That’s probably not a bad thing.
No, it’s not. It’s important for people to take accountability for their money. I hear a lot of, “Why do people hate me for having success, or for something that was out of my control? So my grandfather created this oil company; so what?” And I try to get them to dig into that more.
Do you see people who keep their money almost entirely secret?
Yeah. Absolutely. And there can be so much shame around it. Many with over $100 million are still thinking, One day I’ll have enough to where I’ll feel safe. There is a fear it could go away and they won’t have any skills to take care of themselves. There’s this helplessness — “I couldn’t possibly get a job. I don’t have any skills.”
Your rate, $600 a session, is listed publicly on your website, which I appreciate. And that is high, but in the range of New York City therapists, it’s not astronomical. How did you determine your rate, and why don’t you make it higher if your clients can afford to pay it?

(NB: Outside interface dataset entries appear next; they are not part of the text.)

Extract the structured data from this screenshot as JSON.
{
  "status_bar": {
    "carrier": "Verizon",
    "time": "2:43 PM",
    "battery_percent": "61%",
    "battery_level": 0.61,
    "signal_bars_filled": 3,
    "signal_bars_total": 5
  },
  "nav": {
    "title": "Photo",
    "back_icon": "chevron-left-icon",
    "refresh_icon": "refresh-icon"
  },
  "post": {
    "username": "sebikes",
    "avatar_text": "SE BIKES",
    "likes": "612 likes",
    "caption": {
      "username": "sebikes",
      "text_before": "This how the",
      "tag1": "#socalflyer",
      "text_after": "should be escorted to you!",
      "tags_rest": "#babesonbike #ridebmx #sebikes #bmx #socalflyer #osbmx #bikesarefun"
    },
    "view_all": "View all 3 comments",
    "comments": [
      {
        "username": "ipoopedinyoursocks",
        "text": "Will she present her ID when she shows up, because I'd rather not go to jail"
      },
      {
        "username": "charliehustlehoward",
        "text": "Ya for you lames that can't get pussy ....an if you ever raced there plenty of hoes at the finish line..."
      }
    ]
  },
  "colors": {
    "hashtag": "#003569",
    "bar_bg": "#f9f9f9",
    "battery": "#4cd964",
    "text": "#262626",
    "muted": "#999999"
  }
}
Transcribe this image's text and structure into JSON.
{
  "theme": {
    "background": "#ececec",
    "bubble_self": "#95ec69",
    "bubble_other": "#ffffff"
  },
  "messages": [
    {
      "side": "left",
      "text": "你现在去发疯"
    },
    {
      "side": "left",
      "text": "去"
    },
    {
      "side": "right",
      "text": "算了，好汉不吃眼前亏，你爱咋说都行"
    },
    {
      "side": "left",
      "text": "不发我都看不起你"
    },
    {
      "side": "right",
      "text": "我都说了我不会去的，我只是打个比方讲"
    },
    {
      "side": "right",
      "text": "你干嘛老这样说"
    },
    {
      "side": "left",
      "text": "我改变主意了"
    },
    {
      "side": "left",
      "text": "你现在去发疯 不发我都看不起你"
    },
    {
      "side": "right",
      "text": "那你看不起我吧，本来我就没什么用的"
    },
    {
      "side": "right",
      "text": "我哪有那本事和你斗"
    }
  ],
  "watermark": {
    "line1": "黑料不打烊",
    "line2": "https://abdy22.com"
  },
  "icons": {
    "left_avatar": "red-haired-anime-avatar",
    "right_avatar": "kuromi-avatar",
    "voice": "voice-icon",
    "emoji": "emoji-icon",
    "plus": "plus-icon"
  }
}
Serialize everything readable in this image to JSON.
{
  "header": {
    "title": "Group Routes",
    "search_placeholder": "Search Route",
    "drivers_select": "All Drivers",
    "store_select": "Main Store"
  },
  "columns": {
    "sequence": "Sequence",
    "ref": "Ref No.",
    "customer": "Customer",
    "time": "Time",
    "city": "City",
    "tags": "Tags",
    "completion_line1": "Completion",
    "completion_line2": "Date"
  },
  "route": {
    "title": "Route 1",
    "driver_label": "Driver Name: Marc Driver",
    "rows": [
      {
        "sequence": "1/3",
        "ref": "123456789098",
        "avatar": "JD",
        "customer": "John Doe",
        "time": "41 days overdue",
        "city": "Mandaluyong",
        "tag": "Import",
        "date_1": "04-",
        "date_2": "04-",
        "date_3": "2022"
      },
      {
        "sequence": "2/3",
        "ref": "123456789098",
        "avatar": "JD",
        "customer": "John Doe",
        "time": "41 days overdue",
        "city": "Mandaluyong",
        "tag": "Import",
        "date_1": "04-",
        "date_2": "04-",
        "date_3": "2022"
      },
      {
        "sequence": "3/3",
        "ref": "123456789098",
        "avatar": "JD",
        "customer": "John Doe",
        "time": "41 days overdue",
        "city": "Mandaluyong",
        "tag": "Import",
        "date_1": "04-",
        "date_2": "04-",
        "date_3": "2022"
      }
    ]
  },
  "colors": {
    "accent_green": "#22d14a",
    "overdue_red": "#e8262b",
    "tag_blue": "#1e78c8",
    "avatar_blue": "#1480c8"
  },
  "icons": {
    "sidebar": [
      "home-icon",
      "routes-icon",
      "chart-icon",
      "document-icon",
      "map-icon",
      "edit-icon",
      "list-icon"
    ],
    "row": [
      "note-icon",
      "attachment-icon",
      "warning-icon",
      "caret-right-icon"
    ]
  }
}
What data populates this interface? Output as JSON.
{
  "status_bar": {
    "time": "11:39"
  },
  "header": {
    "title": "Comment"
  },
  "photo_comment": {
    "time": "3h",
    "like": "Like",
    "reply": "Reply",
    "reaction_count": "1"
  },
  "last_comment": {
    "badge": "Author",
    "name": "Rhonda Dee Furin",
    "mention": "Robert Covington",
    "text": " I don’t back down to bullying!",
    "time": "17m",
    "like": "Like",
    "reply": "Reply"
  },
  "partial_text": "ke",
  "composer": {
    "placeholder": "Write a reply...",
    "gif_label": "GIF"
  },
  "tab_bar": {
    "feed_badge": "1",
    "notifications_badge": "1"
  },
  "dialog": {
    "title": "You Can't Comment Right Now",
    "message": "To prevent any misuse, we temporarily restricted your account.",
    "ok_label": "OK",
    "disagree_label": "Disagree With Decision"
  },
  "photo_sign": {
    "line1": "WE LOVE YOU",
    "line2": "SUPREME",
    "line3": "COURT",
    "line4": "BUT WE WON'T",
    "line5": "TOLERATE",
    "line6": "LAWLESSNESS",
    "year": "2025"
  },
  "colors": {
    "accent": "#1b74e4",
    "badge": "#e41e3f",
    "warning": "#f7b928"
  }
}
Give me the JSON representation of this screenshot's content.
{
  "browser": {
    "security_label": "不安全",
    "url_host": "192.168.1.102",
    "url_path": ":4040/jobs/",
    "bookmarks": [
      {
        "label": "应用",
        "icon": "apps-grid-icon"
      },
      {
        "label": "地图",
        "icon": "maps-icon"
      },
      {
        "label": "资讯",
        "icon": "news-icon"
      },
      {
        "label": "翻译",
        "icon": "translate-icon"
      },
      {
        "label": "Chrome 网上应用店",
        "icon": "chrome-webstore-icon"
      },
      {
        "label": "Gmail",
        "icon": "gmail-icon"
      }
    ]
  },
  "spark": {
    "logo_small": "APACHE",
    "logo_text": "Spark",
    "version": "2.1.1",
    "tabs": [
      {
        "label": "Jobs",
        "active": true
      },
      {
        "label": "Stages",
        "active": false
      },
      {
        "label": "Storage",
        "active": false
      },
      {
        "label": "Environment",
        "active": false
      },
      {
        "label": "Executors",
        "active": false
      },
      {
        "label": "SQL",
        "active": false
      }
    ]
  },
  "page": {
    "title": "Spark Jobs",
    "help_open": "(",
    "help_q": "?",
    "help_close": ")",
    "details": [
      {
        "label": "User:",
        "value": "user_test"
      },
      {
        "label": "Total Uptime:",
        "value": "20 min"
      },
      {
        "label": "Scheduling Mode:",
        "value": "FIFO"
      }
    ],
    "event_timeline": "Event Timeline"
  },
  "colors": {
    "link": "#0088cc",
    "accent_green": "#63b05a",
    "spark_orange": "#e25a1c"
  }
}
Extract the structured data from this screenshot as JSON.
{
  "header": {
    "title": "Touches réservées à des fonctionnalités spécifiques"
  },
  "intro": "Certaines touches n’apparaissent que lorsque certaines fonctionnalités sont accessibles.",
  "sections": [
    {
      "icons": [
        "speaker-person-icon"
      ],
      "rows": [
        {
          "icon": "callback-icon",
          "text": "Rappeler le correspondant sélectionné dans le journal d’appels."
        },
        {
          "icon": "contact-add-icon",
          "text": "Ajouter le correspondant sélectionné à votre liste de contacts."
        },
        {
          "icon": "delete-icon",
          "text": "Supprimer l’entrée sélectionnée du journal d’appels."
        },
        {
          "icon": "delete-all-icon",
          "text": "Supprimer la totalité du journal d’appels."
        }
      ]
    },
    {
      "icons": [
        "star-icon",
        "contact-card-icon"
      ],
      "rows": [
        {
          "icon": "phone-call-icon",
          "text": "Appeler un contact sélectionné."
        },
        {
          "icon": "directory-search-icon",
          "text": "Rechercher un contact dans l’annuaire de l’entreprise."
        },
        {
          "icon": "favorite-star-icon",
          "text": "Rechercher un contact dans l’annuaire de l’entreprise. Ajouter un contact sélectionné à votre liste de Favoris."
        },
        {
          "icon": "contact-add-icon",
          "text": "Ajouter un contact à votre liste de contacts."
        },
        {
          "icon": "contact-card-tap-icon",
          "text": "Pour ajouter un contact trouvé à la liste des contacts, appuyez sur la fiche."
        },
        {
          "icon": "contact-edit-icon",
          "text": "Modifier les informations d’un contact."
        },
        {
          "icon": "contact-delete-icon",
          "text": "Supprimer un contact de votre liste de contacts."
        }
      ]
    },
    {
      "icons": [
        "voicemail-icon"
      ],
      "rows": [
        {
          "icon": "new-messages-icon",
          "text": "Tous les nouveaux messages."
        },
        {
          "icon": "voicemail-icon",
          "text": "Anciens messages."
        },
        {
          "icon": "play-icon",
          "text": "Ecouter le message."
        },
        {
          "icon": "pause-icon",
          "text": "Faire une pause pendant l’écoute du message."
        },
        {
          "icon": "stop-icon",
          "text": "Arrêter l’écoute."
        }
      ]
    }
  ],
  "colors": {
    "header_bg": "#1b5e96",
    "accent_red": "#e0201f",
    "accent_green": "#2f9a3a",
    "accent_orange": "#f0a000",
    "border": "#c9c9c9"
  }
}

One, I look at my own need. And two, the fee is part of the therapy. When I was first starting out, I was charging people $25 a session or even nothing at all. And what I noticed — and I’m not the only therapist who will say this — is that if you charge too little, people don’t value it and they don’t participate. If there’s a small pain point in the cost, then people are going to show up and commit. So it seemed to me like $600 was enough. For a lot of my clients, they don’t care. But I hope it’s enough for them to say, “Okay, this is an investment. I’m going to do this on a regular basis. I’m going to do the exercises he gives me, try to make some changes.” I don’t know if I’ve got it right or not, but for now it seems to be working.
Does being exposed to so much wealth ever make you envious or mess with your own spending choices?
Yes, definitely. I have to remember that I am in their world, but not of their world. At the end of the day, I have routines to get back into my own life. I write up my notes and play with my dogs and go for a walk.
I’ve definitely done stupid things, though. Like, once I bought my wife a diamond bracelet that I thought was $4,000 — which would be a push for me already — and then it turned out to be $9,000. I had misread the nine as a four. I stood there, went through the whole process of feeling shame that I couldn’t afford it, followed by, “Well, that’s not that big of a number. My client spent that on dinner just the other night.” So I went ahead and bought this stupid bracelet because I had a temporarily skewed sense of reality. It took me a while to pay off, but lesson learned. It’s a very nice bracelet.
Have you ever dealt with someone who came by their wealth through something nefarious, like a Sackler or something? And if so, how did you cope with that?
I haven’t had any arms dealers or anything. Now I’m worried about it because you brought it up, but I suppose I’ll cross that bridge when I have to.
There are definitely people who have guilt and shame about the source of their wealth, and that’s a big part of their therapy — coming to terms with it. Accepting that this is not something that they did, but something that has happened to them, especially if they’ve inherited this money. The question is, do you want to do something about it? Do you want to give back to people who were impacted by the aggregation of this wealth? Do you feel a responsibility to that? Most people who come to me understand that giving away all their money wouldn’t solve all their problems. But there’s this perception that wealthy people should do that: “If you have a problem with it, just get rid of it. Give it to me.” That’s a simplistic view. Nobody’s going to do that.